This week and last, the media has been widely reporting major incidents being declared at hospital A&E departments up and down the country - and a state of affairs normally associated with rail crashes, riots or sinking ferries is now presented nightly on TV as massive over demand for emergency healthcare services and the forced closure of many leading hospitals leading to new admissions. Patients are being seen waiting and sometimes dying in corridors and on trolleys because the hospital just hasn’t got the resources to care for them.
We all know that going to casualty can mean hours waiting to be seen and treated – it’s one of the reasons numbers attending have remained manageable for so many years. If you don’t want to sit on a hard seat being serenaded by the local town drunk into the early hours, you do all you can to be seen during office hours at your local GP surgery. So why now is the system suddenly unable to cope?
The truth is that today’s overloads are the result of many years of mismanagement of local health and social services by successive governments.
The first nail in the emergency department door was when the Labour government scrapped out-of-hours work for GPs and gave them a new contract AND a lot more money.

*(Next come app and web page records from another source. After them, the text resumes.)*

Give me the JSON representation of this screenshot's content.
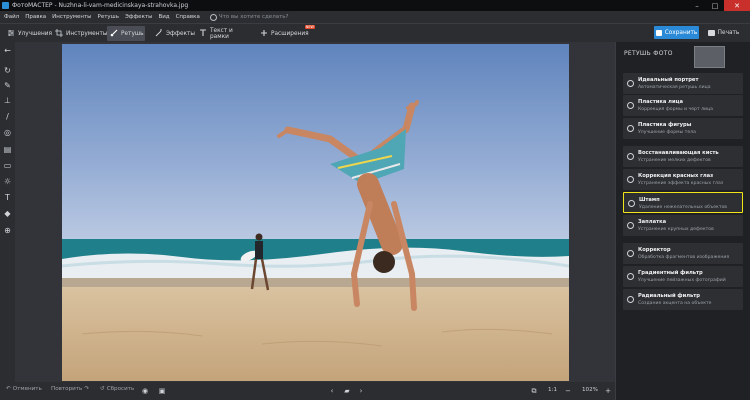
{
  "window": {
    "title": "ФотоМАСТЕР - Nuzhna-li-vam-medicinskaya-strahovka.jpg"
  },
  "menu": {
    "items": [
      "Файл",
      "Правка",
      "Инструменты",
      "Ретушь",
      "Эффекты",
      "Вид",
      "Справка"
    ],
    "search_placeholder": "Что вы хотите сделать?"
  },
  "toolbar": {
    "tabs": [
      {
        "label": "Улучшения",
        "icon": "sliders-icon"
      },
      {
        "label": "Инструменты",
        "icon": "crop-icon"
      },
      {
        "label": "Ретушь",
        "icon": "brush-icon"
      },
      {
        "label": "Эффекты",
        "icon": "magic-wand-icon"
      },
      {
        "label": "Текст и рамки",
        "icon": "text-icon"
      },
      {
        "label": "Расширения",
        "icon": "plus-icon",
        "badge": "NEW"
      }
    ],
    "active_tab": "Ретушь",
    "save_label": "Сохранить",
    "print_label": "Печать"
  },
  "right_panel": {
    "title": "РЕТУШЬ ФОТО",
    "tools": [
      {
        "title": "Идеальный портрет",
        "subtitle": "Автоматическая ретушь лица"
      },
      {
        "title": "Пластика лица",
        "subtitle": "Коррекция формы и черт лица"
      },
      {
        "title": "Пластика фигуры",
        "subtitle": "Улучшение формы тела"
      },
      {
        "title": "Восстанавливающая кисть",
        "subtitle": "Устранение мелких дефектов"
      },
      {
        "title": "Коррекция красных глаз",
        "subtitle": "Устранение эффекта красных глаз"
      },
      {
        "title": "Штамп",
        "subtitle": "Удаление нежелательных объектов",
        "highlighted": true
      },
      {
        "title": "Заплатка",
        "subtitle": "Устранение крупных дефектов"
      },
      {
        "title": "Корректор",
        "subtitle": "Обработка фрагментов изображения"
      },
      {
        "title": "Градиентный фильтр",
        "subtitle": "Улучшение пейзажных фотографий"
      },
      {
        "title": "Радиальный фильтр",
        "subtitle": "Создание акцента на объекте"
      }
    ]
  },
  "bottom_bar": {
    "undo_label": "Отменить",
    "redo_label": "Повторить",
    "reset_label": "Сбросить",
    "zoom_ratio": "1:1",
    "zoom_percent": "102%"
  },
  "colors": {
    "accent": "#2a8ad8",
    "highlight": "#f0e517"
  }
}
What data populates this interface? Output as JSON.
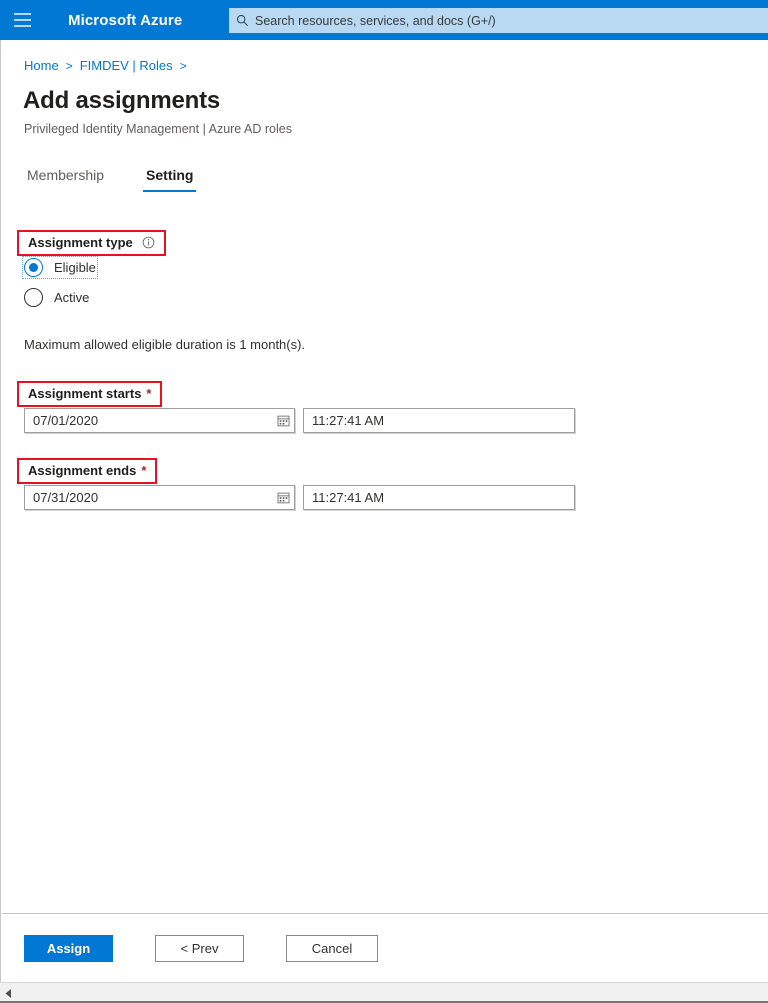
{
  "topbar": {
    "menu_icon": "hamburger-icon",
    "brand": "Microsoft Azure",
    "search_icon": "search-icon",
    "search_placeholder": "Search resources, services, and docs (G+/)",
    "bar_color": "#0078d4",
    "search_bg": "#b9d9f2"
  },
  "breadcrumb": {
    "items": [
      {
        "label": "Home"
      },
      {
        "label": "FIMDEV | Roles"
      }
    ],
    "separator": ">",
    "link_color": "#0078d4"
  },
  "header": {
    "title": "Add assignments",
    "subtitle": "Privileged Identity Management | Azure AD roles"
  },
  "tabs": [
    {
      "label": "Membership",
      "active": false
    },
    {
      "label": "Setting",
      "active": true
    }
  ],
  "form": {
    "assignment_type": {
      "label": "Assignment type",
      "info_icon": "info-icon",
      "highlight_color": "#e81123",
      "options": [
        {
          "label": "Eligible",
          "selected": true,
          "focused": true
        },
        {
          "label": "Active",
          "selected": false,
          "focused": false
        }
      ]
    },
    "note": "Maximum allowed eligible duration is 1 month(s).",
    "assignment_starts": {
      "label": "Assignment starts",
      "required_marker": "*",
      "date_value": "07/01/2020",
      "date_icon": "calendar-icon",
      "time_value": "11:27:41 AM"
    },
    "assignment_ends": {
      "label": "Assignment ends",
      "required_marker": "*",
      "date_value": "07/31/2020",
      "date_icon": "calendar-icon",
      "time_value": "11:27:41 AM"
    }
  },
  "footer": {
    "assign_label": "Assign",
    "prev_label": "< Prev",
    "cancel_label": "Cancel",
    "primary_color": "#0078d4"
  },
  "scrollbar": {
    "left_arrow_icon": "scroll-left-arrow-icon"
  }
}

Whereas in the past you could call out your own doctor if you had a pain in the tummy at 3 o’clock in the morning, now that’s simply no longer an option. General practice is increasingly acting as a mere staging post for a longer and frequently pointless journey to the local hospital.
With demand increasing, the second hammer blow has come from recent cuts in social services provision for the elderly in the community; if you are in hospital and want to come out, there’s often no place to go if you are old and infirm with no nearby relatives. That means the bed is blocked - and those teaming masses in Casualty won’t get access to it for days or even weeks.
And with the worst of the winter weather still to hit us, it seems unlikely that anything is going to get any better any time soon.The temptation for any new government formed after the General Election in May might be to reverse some of the changes introduced in the past - or worse, to introduce yet another major reorganisation of primary care. But although seemingly sudden in their appearance, the issues at the root of these major incidents will be anything but quick to fix.
In truth some of the solutions are already on the drawing board and contained in the recent Five Year Forward View announced before Christmas by NHS England. Trusts and CCGs must be given the ability to integrate in a far more effective way than they are at the moment. But for now the answer must lie in better communications and public health education – a role in which all UK health stakeholder organisations can play a part.
Like so many crises, this one may represent a unique opportunity for state and independent commercial health groups to get some fundamental messages across about disease, risk and good management..